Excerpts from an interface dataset
-------------------------
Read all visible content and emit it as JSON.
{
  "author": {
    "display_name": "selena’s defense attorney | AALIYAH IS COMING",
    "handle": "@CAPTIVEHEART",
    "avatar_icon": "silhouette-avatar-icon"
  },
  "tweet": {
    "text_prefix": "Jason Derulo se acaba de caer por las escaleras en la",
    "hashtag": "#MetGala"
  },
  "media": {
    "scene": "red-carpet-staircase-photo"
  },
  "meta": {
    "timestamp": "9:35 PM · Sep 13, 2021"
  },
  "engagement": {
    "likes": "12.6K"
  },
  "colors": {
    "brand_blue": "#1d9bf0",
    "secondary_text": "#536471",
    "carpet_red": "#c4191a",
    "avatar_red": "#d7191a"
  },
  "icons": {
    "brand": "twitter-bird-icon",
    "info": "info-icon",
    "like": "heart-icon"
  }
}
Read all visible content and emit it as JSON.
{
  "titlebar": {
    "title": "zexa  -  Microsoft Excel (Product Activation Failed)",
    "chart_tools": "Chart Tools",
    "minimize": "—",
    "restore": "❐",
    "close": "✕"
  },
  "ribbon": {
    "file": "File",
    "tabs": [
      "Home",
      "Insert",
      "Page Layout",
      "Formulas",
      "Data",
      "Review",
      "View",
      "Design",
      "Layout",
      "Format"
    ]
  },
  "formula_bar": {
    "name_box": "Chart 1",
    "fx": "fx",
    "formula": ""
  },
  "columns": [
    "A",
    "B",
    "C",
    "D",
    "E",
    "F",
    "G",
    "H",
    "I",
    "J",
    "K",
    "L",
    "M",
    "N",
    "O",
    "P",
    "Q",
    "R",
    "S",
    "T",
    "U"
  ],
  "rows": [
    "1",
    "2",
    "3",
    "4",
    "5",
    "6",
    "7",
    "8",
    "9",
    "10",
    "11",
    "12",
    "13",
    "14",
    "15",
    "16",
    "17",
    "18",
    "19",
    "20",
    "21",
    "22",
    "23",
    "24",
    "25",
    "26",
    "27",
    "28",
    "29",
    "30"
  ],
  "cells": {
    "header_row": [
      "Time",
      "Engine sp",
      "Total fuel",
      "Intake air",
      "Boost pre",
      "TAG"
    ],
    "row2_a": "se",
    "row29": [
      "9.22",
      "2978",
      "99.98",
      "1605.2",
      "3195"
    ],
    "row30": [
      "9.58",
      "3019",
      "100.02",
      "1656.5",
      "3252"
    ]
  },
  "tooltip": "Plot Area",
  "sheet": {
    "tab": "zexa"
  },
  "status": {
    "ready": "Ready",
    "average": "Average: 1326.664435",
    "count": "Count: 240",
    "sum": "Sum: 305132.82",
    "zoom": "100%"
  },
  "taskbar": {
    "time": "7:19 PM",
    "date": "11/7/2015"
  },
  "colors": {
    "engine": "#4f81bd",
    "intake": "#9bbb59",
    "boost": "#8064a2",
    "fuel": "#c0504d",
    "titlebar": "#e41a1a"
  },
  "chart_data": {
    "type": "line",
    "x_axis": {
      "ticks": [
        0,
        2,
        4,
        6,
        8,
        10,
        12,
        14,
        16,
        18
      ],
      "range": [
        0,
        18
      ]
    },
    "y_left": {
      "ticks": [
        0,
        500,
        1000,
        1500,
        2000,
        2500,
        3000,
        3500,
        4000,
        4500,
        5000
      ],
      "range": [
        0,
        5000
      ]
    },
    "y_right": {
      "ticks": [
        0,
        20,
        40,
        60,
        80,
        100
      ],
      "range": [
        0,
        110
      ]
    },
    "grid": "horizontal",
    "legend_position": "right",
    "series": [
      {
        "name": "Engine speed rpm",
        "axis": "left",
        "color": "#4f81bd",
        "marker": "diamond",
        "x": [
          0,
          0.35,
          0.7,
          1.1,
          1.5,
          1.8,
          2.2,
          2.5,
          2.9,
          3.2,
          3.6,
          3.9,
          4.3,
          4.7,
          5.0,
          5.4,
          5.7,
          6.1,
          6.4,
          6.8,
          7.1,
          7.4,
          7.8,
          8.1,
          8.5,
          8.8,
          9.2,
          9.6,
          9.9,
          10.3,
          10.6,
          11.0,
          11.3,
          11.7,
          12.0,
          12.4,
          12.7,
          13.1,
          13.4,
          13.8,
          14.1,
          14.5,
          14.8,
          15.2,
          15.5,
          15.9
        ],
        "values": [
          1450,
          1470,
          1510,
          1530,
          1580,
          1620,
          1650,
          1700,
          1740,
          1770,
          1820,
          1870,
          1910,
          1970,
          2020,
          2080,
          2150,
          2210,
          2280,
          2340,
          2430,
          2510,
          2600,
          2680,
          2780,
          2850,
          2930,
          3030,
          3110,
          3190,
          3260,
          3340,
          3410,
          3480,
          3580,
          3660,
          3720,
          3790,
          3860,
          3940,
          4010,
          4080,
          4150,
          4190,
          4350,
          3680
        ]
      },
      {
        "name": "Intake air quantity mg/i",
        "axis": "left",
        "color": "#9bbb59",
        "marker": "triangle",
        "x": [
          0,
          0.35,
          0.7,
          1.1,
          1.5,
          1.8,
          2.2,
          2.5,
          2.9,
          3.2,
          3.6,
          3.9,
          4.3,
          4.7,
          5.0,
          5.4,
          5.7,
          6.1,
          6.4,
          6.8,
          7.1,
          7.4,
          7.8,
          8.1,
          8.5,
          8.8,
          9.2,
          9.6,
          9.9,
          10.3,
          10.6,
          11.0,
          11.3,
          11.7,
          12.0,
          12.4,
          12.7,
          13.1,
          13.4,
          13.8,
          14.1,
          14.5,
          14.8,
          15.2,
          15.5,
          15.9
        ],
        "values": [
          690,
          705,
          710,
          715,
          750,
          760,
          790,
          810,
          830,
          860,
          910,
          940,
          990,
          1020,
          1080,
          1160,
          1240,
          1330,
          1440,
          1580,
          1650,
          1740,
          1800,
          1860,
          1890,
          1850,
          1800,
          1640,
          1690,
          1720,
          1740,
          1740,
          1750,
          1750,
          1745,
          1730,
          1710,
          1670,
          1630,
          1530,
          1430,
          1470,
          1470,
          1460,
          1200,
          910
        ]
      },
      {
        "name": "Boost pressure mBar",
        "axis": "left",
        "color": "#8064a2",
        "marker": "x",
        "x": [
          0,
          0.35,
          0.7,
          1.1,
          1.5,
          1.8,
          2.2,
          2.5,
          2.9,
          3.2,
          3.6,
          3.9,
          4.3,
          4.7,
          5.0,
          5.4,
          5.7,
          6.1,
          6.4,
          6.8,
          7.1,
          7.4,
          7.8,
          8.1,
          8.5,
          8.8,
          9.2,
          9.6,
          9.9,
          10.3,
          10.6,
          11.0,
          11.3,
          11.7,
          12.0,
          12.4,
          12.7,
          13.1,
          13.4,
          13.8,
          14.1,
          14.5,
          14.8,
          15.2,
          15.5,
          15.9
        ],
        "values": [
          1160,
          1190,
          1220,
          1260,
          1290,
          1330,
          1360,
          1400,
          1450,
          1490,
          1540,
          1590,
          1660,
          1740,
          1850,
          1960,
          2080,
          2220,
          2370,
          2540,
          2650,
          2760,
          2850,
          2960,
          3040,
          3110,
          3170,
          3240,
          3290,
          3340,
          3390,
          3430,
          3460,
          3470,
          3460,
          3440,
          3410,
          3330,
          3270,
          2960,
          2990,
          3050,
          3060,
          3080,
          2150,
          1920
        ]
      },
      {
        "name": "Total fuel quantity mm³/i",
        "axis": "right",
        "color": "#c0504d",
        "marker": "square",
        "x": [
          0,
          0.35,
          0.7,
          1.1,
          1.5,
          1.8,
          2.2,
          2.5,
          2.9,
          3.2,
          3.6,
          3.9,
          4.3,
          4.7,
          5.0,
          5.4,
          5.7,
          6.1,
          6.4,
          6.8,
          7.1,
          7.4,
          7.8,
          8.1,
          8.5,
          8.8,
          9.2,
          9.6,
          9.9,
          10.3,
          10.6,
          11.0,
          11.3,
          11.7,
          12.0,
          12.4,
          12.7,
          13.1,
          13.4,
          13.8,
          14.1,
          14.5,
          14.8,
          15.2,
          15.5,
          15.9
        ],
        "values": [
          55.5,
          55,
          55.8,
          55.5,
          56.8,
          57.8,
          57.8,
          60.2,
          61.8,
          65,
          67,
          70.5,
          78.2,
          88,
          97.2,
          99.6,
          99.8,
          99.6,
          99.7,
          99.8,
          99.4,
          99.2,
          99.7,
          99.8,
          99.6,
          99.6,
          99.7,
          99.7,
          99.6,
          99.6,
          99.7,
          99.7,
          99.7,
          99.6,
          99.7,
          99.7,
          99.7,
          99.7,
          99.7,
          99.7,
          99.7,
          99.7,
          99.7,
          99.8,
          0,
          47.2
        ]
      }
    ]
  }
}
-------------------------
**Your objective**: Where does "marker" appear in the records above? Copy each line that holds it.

**Task response**:
        "marker": "diamond",
        "marker": "triangle",
        "marker": "x",
        "marker": "square",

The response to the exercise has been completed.